The beauty of California's natural landscapes has inspired artists for more than 100 years. Though many of the landscapes in these paintings have changed forever, others are being preserved for future generations.
California's Native Grandeur features more than 40 oil paintings of California landscapes from the late 19th and early 20th centuries by artists whose works inspired early environmentalists. These light-filled canvases depict many visions of California, from the South Coast's gleaming beaches to the Sierra Nevada's rugged peaks. To view these paintings is to look through a window into an earlier time, before dams and development transformed the land.
The traveling exhibition divides the paintings into specific eco regionsthe south coast, the central coast, the deserts, the great central valley, the Sierra Nevada, and the north coast and Shasta-Cascades.
Sponsored by The California Nature Conservancy and The Irvine Museum, this exhibition was inspired by a new book, Native Grandeur: Preserving California's Vanishing Landscapes, published by The Nature Conservancy with generous support of Joan Irvine Smith.
Preserve California, a conservation theme
There are still many places in California that are as wild and beautiful
as the ones preserved in these paintings. But with the state's population

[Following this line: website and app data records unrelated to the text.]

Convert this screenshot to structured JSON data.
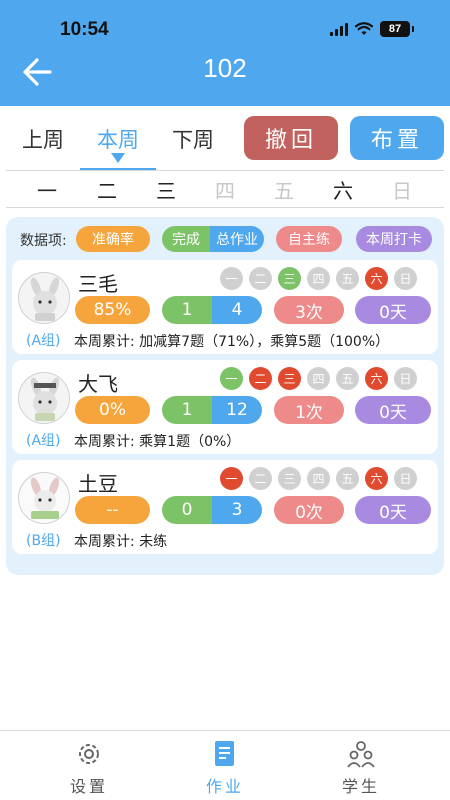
{
  "status_bar": {
    "time": "10:54",
    "battery": "87"
  },
  "header": {
    "title": "102"
  },
  "week_tabs": [
    {
      "label": "上周",
      "active": false
    },
    {
      "label": "本周",
      "active": true
    },
    {
      "label": "下周",
      "active": false
    }
  ],
  "buttons": {
    "undo": "撤回",
    "assign": "布置"
  },
  "days": [
    {
      "label": "一",
      "dim": false
    },
    {
      "label": "二",
      "dim": false
    },
    {
      "label": "三",
      "dim": false
    },
    {
      "label": "四",
      "dim": true
    },
    {
      "label": "五",
      "dim": true
    },
    {
      "label": "六",
      "dim": false
    },
    {
      "label": "日",
      "dim": true
    }
  ],
  "legend": {
    "label": "数据项:",
    "accuracy": "准确率",
    "done": "完成",
    "total": "总作业",
    "self_practice": "自主练",
    "checkin": "本周打卡"
  },
  "students": [
    {
      "name": "三毛",
      "group": "(A组)",
      "days": [
        {
          "label": "一",
          "state": "gray"
        },
        {
          "label": "二",
          "state": "gray"
        },
        {
          "label": "三",
          "state": "green"
        },
        {
          "label": "四",
          "state": "gray"
        },
        {
          "label": "五",
          "state": "gray"
        },
        {
          "label": "六",
          "state": "red"
        },
        {
          "label": "日",
          "state": "gray"
        }
      ],
      "accuracy": "85%",
      "done": "1",
      "total": "4",
      "self_practice": "3次",
      "checkin": "0天",
      "summary": "本周累计: 加减算7题（71%），乘算5题（100%）"
    },
    {
      "name": "大飞",
      "group": "(A组)",
      "days": [
        {
          "label": "一",
          "state": "green"
        },
        {
          "label": "二",
          "state": "red"
        },
        {
          "label": "三",
          "state": "red"
        },
        {
          "label": "四",
          "state": "gray"
        },
        {
          "label": "五",
          "state": "gray"
        },
        {
          "label": "六",
          "state": "red"
        },
        {
          "label": "日",
          "state": "gray"
        }
      ],
      "accuracy": "0%",
      "done": "1",
      "total": "12",
      "self_practice": "1次",
      "checkin": "0天",
      "summary": "本周累计: 乘算1题（0%）"
    },
    {
      "name": "土豆",
      "group": "(B组)",
      "days": [
        {
          "label": "一",
          "state": "red"
        },
        {
          "label": "二",
          "state": "gray"
        },
        {
          "label": "三",
          "state": "gray"
        },
        {
          "label": "四",
          "state": "gray"
        },
        {
          "label": "五",
          "state": "gray"
        },
        {
          "label": "六",
          "state": "red"
        },
        {
          "label": "日",
          "state": "gray"
        }
      ],
      "accuracy": "--",
      "done": "0",
      "total": "3",
      "self_practice": "0次",
      "checkin": "0天",
      "summary": "本周累计: 未练"
    }
  ],
  "tabbar": [
    {
      "label": "设置",
      "icon": "gear-icon",
      "active": false
    },
    {
      "label": "作业",
      "icon": "homework-icon",
      "active": true
    },
    {
      "label": "学生",
      "icon": "students-icon",
      "active": false
    }
  ],
  "colors": {
    "primary": "#4fa8ee",
    "undo": "#c2625e",
    "orange": "#f6a53c",
    "green": "#7cc368",
    "red_pill": "#ee8a8a",
    "purple": "#a88be0",
    "red_day": "#e04a2e"
  }
}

increasing rapidly, it is more important than ever to safeguard these
natural treasures for the future. Only by doing our part to preserve

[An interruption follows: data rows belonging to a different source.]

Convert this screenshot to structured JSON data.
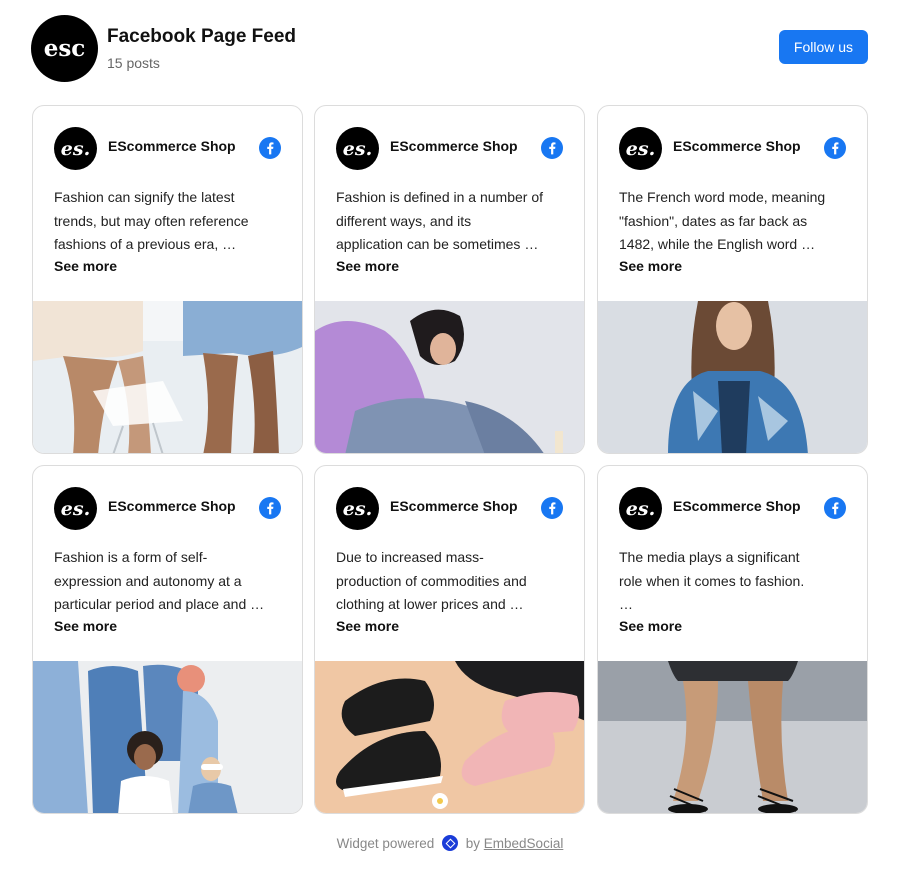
{
  "header": {
    "logo_text": "esc",
    "title": "Facebook Page Feed",
    "post_count": "15 posts",
    "follow_label": "Follow us"
  },
  "colors": {
    "brand": "#1877f2",
    "powered_badge": "#1a3cd8"
  },
  "posts": [
    {
      "avatar_text": "es.",
      "author": "EScommerce Shop",
      "network_icon": "facebook-icon",
      "lines": [
        "Fashion can signify the latest",
        "trends, but may often reference",
        "fashions of a previous era, …"
      ],
      "see_more": "See more",
      "image": "legs-sitting-photo"
    },
    {
      "avatar_text": "es.",
      "author": "EScommerce Shop",
      "network_icon": "facebook-icon",
      "lines": [
        "Fashion is defined in a number of",
        "different ways, and its",
        "application can be sometimes …"
      ],
      "see_more": "See more",
      "image": "woman-purple-jacket-photo"
    },
    {
      "avatar_text": "es.",
      "author": "EScommerce Shop",
      "network_icon": "facebook-icon",
      "lines": [
        "The French word mode, meaning",
        "\"fashion\", dates as far back as",
        "1482, while the English word …"
      ],
      "see_more": "See more",
      "image": "woman-denim-jacket-photo"
    },
    {
      "avatar_text": "es.",
      "author": "EScommerce Shop",
      "network_icon": "facebook-icon",
      "lines": [
        "Fashion is a form of self-",
        "expression and autonomy at a",
        "particular period and place and …"
      ],
      "see_more": "See more",
      "image": "group-denim-photo"
    },
    {
      "avatar_text": "es.",
      "author": "EScommerce Shop",
      "network_icon": "facebook-icon",
      "lines": [
        "Due to increased mass-",
        "production of commodities and",
        "clothing at lower prices and …"
      ],
      "see_more": "See more",
      "image": "sneakers-photo"
    },
    {
      "avatar_text": "es.",
      "author": "EScommerce Shop",
      "network_icon": "facebook-icon",
      "lines": [
        "The media plays a significant",
        "role when it comes to fashion.",
        "…"
      ],
      "see_more": "See more",
      "image": "legs-sandals-photo"
    }
  ],
  "footer": {
    "prefix": "Widget powered",
    "by": "by",
    "link": "EmbedSocial"
  }
}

California's vanishing landscapes can we be sure that our grandchildren
will experience these wild places first-hand.